Khachkar – Traditional Art type in Armenia
There are a number of symbols that represent Armenia’s rich culture and one of them, called khachkar, is absolutely unique. Khachkar means cross-stone if translated literally – khach means cross and kar means stone.
So, how did it evolve and what is so special about khachkars anyway?
HOW DID KHACHKAR EVOLVE IN HISTORY?
Initially, khachkars were carved in memory of someone and worshipped for religious purposes. The first khachkars appeared in the 4th century since Armenia had just adopted Christianity as an official religion. Initially, the crosses were carved on wood in order to mark the spots that monasteries and churches were going to be built, instead of pagan altars. But since wood was not at all durable, in the following centuries they were replaced by stones.
The first real khachkars are believed to have been created in the 9th century. Each of these khachkars was either marking new church to be built, or were a symbol of worship to God, or to mark a victory of some sort.
Later, khachkars also became used for purposes of grief – commemorating someone’s memory in case of their loss. To this day, it is very common to see khachkars in Armenia’s graveyards. On the contrary, many people even build khachkars and have it put in public. These khachkars celebrate the person’s life.
WHAT DOES KHACHKAR LOOK LIKE?
On the first glance, khachkars may look very similar, to a foreign eye, even the same. In reality, no two khachkars are the same. Each of their carvings is one of a kind.
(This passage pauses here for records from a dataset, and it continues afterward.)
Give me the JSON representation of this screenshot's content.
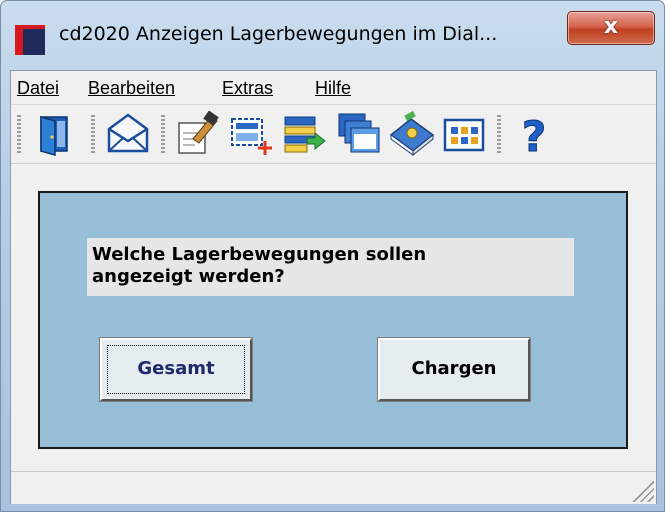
{
  "window": {
    "title": "cd2020 Anzeigen Lagerbewegungen im Dial...",
    "close_label": "x"
  },
  "menu": {
    "items": [
      {
        "label": "Datei",
        "accel": "D"
      },
      {
        "label": "Bearbeiten",
        "accel": "B"
      },
      {
        "label": "Extras",
        "accel": "x"
      },
      {
        "label": "Hilfe",
        "accel": "H"
      }
    ]
  },
  "toolbar": {
    "icons": [
      "exit-door-icon",
      "mail-icon",
      "edit-document-icon",
      "new-selection-icon",
      "import-list-icon",
      "windows-icon",
      "book-icon",
      "calendar-icon",
      "help-icon"
    ]
  },
  "dialog": {
    "question_line1": "Welche Lagerbewegungen sollen",
    "question_line2": "angezeigt werden?",
    "gesamt_label": "Gesamt",
    "chargen_label": "Chargen"
  },
  "colors": {
    "panel": "#98bfd8",
    "close_button": "#c0401f"
  }
}
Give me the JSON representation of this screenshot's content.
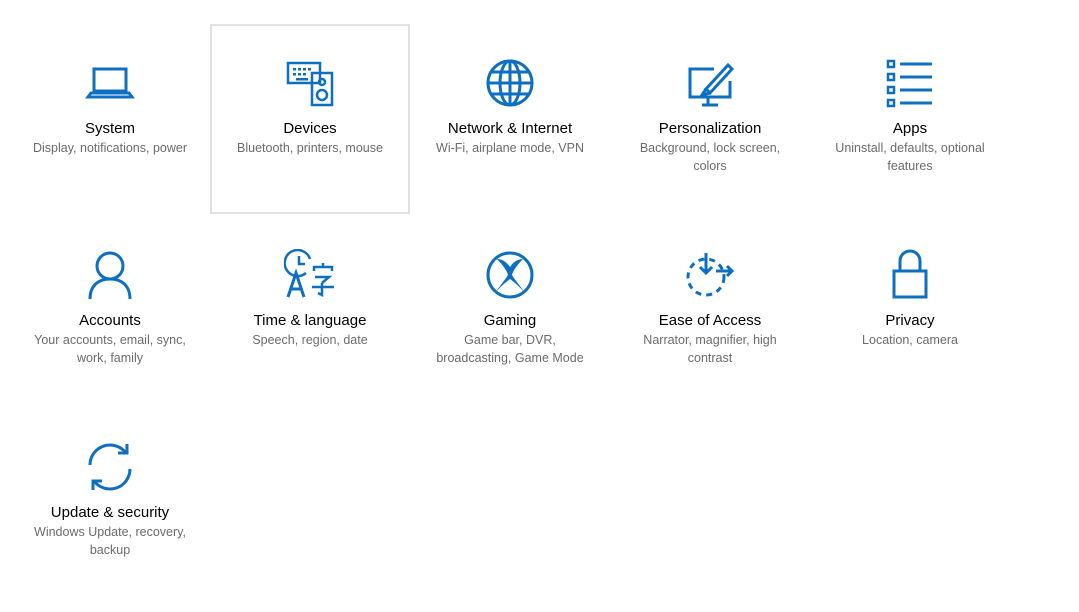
{
  "accent_color": "#0e6fc0",
  "tiles": [
    {
      "title": "System",
      "desc": "Display, notifications, power",
      "icon": "laptop-icon"
    },
    {
      "title": "Devices",
      "desc": "Bluetooth, printers, mouse",
      "icon": "devices-icon",
      "selected": true
    },
    {
      "title": "Network & Internet",
      "desc": "Wi-Fi, airplane mode, VPN",
      "icon": "globe-icon"
    },
    {
      "title": "Personalization",
      "desc": "Background, lock screen, colors",
      "icon": "paintbrush-icon"
    },
    {
      "title": "Apps",
      "desc": "Uninstall, defaults, optional features",
      "icon": "apps-list-icon"
    },
    {
      "title": "Accounts",
      "desc": "Your accounts, email, sync, work, family",
      "icon": "person-icon"
    },
    {
      "title": "Time & language",
      "desc": "Speech, region, date",
      "icon": "time-language-icon"
    },
    {
      "title": "Gaming",
      "desc": "Game bar, DVR, broadcasting, Game Mode",
      "icon": "xbox-icon"
    },
    {
      "title": "Ease of Access",
      "desc": "Narrator, magnifier, high contrast",
      "icon": "ease-of-access-icon"
    },
    {
      "title": "Privacy",
      "desc": "Location, camera",
      "icon": "lock-icon"
    },
    {
      "title": "Update & security",
      "desc": "Windows Update, recovery, backup",
      "icon": "sync-icon"
    }
  ]
}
Khachkars are usually 1.5 meters tall and the carvings can have thousands of different patterns. Many khachkars include symbols of eternity, the sun or saints. Some khachkars are carved with Jesus in the centre and some are done as a lacework.
The material for khachkars usually includes stone, chisel, sharp hammers and other carving tools. Watching the process of carving the khachkar is truly mesmerizing.